事故・故事

Xu Wei (1521-1593), the talented Ming Dynasty Artist, was a pioneer of the freehand painting style. His bold and expressive paintings were unique for his time, and would go on to inspire later artists such as Qi Baishi and Zheng Banqiao. However, between his nine suicide attempts and the homicide of his own wife, Xu was quite the controversial figure. According to late Ming legend, he was said to experience "madness." Some modern scholars have speculated that he lived with mental illness.

 

The exhibition uses the format of modern news reports to retell the story of Xu, demonstrating how the stigma of mental illness is deeply embedded within society, both past and present. Five news articles rewrite Xu Wei’s life, using a narrow framework but diverse perspectives. How can we recover the stories of those who are considered mentally ill?

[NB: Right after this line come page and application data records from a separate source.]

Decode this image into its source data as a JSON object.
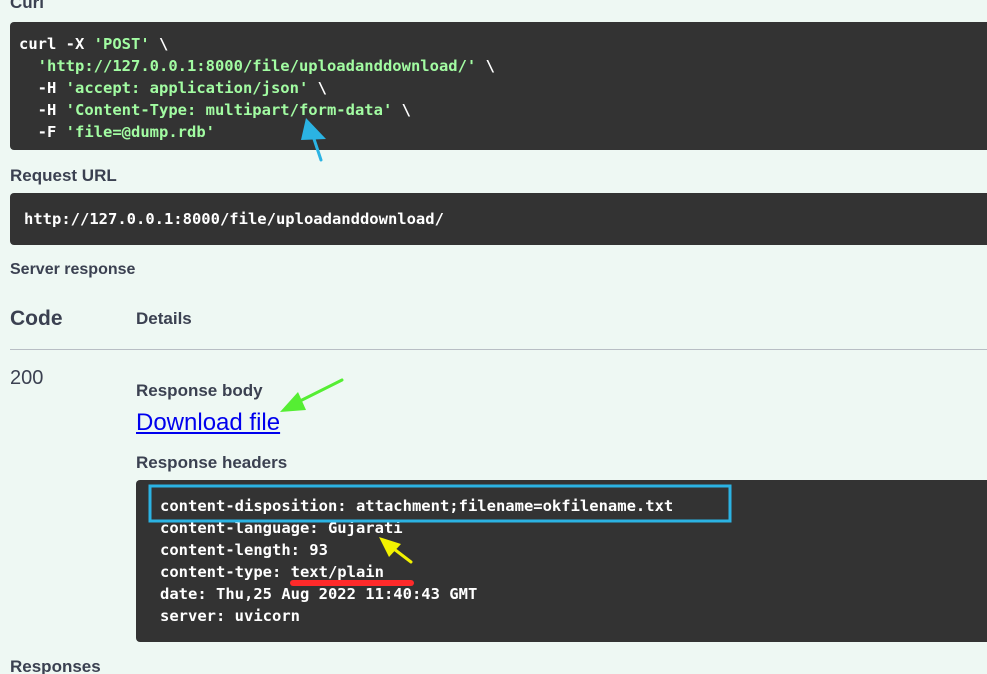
{
  "curl": {
    "label": "Curl",
    "lines": [
      {
        "prefix": "curl -X ",
        "str": "'POST'",
        "suffix": " \\"
      },
      {
        "prefix": "  ",
        "str": "'http://127.0.0.1:8000/file/uploadanddownload/'",
        "suffix": " \\"
      },
      {
        "prefix": "  -H ",
        "str": "'accept: application/json'",
        "suffix": " \\"
      },
      {
        "prefix": "  -H ",
        "str": "'Content-Type: multipart/form-data'",
        "suffix": " \\"
      },
      {
        "prefix": "  -F ",
        "str": "'file=@dump.rdb'",
        "suffix": ""
      }
    ]
  },
  "request_url": {
    "label": "Request URL",
    "value": "http://127.0.0.1:8000/file/uploadanddownload/"
  },
  "server_response": {
    "label": "Server response",
    "code_header": "Code",
    "details_header": "Details",
    "code": "200",
    "response_body_label": "Response body",
    "download_link": "Download file",
    "response_headers_label": "Response headers",
    "headers": [
      "content-disposition: attachment;filename=okfilename.txt",
      "content-language: Gujarati",
      "content-length: 93",
      "content-type: text/plain",
      "date: Thu,25 Aug 2022 11:40:43 GMT",
      "server: uvicorn"
    ]
  },
  "responses_label": "Responses",
  "colors": {
    "page_bg": "#eef8f3",
    "code_bg": "#333333",
    "string_green": "#a2fca2",
    "link_blue": "#0000ee",
    "highlight_box": "#2bb3e3",
    "arrow_cyan": "#2bb3e3",
    "arrow_green": "#55ee33",
    "arrow_yellow": "#f2f200",
    "underline_red": "#ff2a2a"
  }
}
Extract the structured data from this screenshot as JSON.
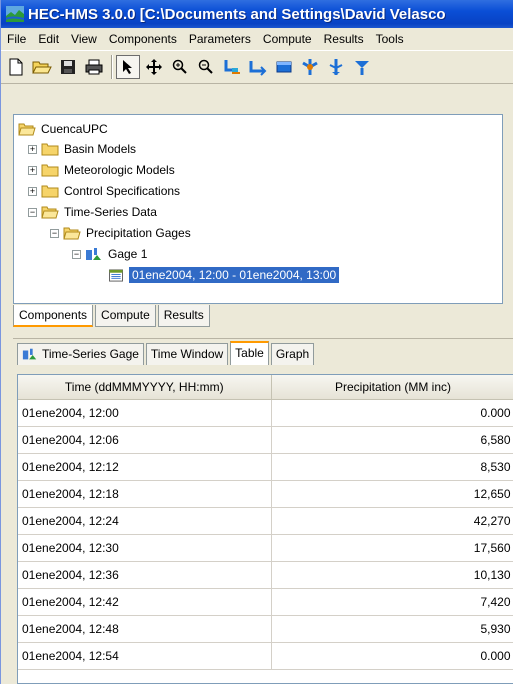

Beyond just a psychological point of view, what other perspectives can we use to view human "madness”? At different stages of life’s predicaments, can we try to recognize, understand, and start a dialog?

 

In the early stages of the collaboration, the National Palace Museum (NPM) shared the story of Xu Wei's life with participants at the Easy Clubhouse and exchanged stories. The exhibition will present this record of dialog through time and space, so that we can experience 500 years of Xu Wei. What sparks will the exhibition inspire?